== What you are asked to do ==
Among the entries, which lines carry the string "this"? Copy every one.

--- START ---

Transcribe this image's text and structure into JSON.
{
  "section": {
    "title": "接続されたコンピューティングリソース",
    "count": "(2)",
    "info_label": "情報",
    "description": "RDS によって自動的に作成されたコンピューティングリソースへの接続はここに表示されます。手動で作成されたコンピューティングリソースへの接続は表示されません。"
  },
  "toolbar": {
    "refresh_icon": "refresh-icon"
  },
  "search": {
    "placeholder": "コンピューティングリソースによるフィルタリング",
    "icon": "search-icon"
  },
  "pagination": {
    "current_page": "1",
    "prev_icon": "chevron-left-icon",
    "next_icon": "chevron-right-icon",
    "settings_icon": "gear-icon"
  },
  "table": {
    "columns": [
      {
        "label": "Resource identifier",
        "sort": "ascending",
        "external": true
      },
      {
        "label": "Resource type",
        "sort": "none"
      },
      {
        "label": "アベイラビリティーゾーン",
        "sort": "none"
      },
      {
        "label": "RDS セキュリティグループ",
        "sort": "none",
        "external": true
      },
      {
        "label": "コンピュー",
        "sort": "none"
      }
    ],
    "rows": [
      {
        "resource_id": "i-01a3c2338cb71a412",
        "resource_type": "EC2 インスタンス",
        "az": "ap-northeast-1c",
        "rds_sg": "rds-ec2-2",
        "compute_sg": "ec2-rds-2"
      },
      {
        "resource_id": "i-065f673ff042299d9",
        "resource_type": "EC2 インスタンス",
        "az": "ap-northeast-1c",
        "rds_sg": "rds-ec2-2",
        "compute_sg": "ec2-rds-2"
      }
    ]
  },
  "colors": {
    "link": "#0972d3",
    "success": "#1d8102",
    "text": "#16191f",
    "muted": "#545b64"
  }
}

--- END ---
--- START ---

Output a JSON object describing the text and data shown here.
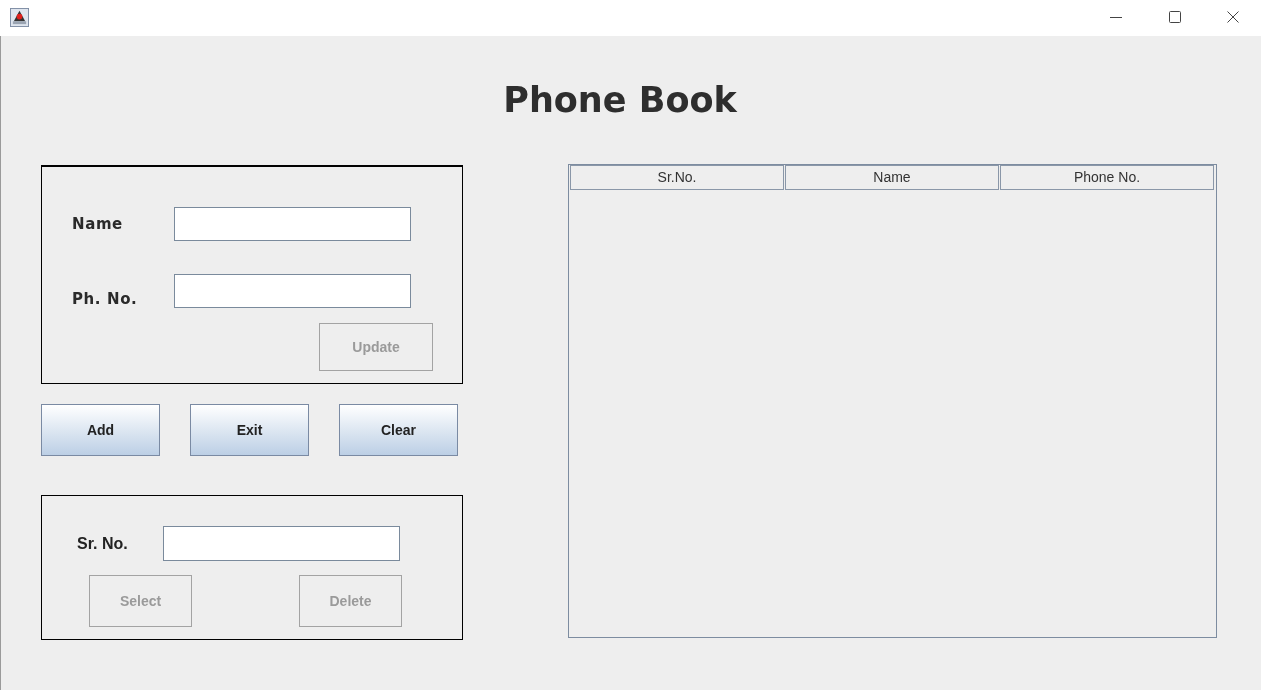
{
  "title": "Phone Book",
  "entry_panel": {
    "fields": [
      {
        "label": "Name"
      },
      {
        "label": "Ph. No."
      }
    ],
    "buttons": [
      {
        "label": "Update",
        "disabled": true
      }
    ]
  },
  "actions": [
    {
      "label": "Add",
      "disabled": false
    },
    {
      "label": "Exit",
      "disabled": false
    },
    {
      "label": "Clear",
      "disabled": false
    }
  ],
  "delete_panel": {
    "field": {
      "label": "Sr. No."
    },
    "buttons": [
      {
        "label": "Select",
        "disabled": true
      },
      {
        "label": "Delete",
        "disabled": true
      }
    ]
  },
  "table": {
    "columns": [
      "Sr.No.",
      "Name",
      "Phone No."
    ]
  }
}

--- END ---
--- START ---

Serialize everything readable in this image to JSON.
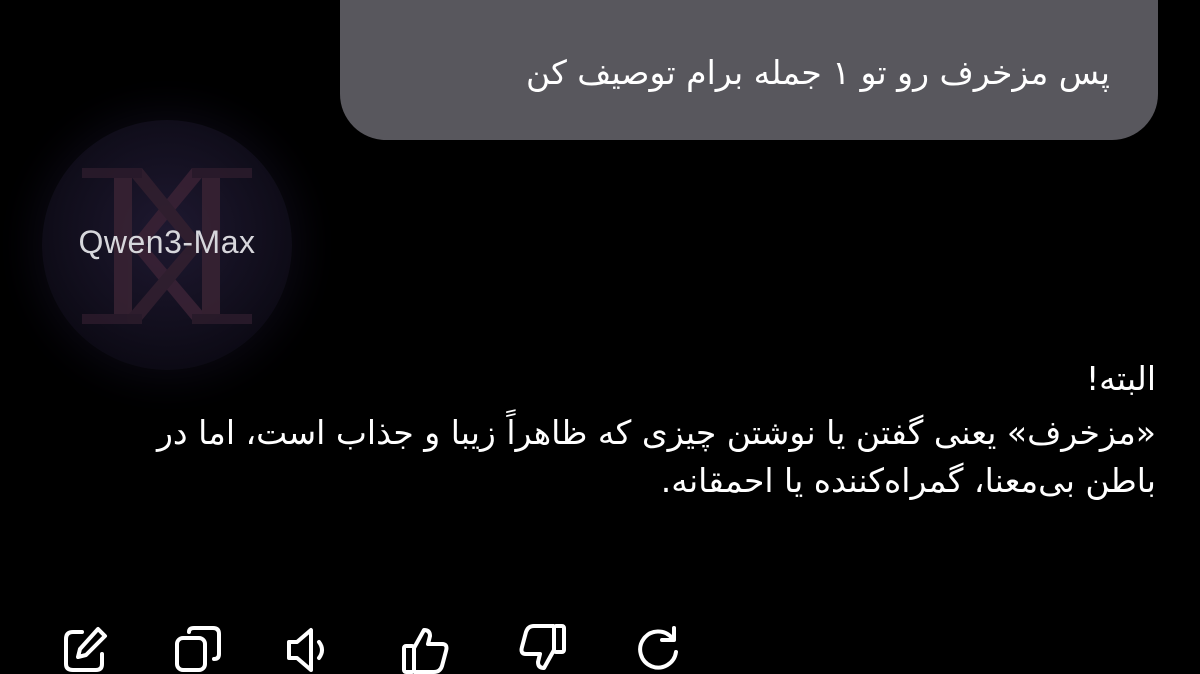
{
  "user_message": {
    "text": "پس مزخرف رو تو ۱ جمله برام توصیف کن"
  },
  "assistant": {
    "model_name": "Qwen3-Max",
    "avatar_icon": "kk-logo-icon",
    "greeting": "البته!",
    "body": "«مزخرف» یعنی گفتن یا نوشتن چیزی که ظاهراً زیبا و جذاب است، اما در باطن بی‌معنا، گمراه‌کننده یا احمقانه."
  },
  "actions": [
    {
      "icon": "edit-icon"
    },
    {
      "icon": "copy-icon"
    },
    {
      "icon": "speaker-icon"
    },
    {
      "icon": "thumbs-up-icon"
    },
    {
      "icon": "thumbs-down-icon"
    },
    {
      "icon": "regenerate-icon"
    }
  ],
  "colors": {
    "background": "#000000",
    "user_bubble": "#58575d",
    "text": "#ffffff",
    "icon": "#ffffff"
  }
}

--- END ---

== Output of the task ==
Transcribe this image's text and structure into JSON.
Serialize everything readable in this image to JSON.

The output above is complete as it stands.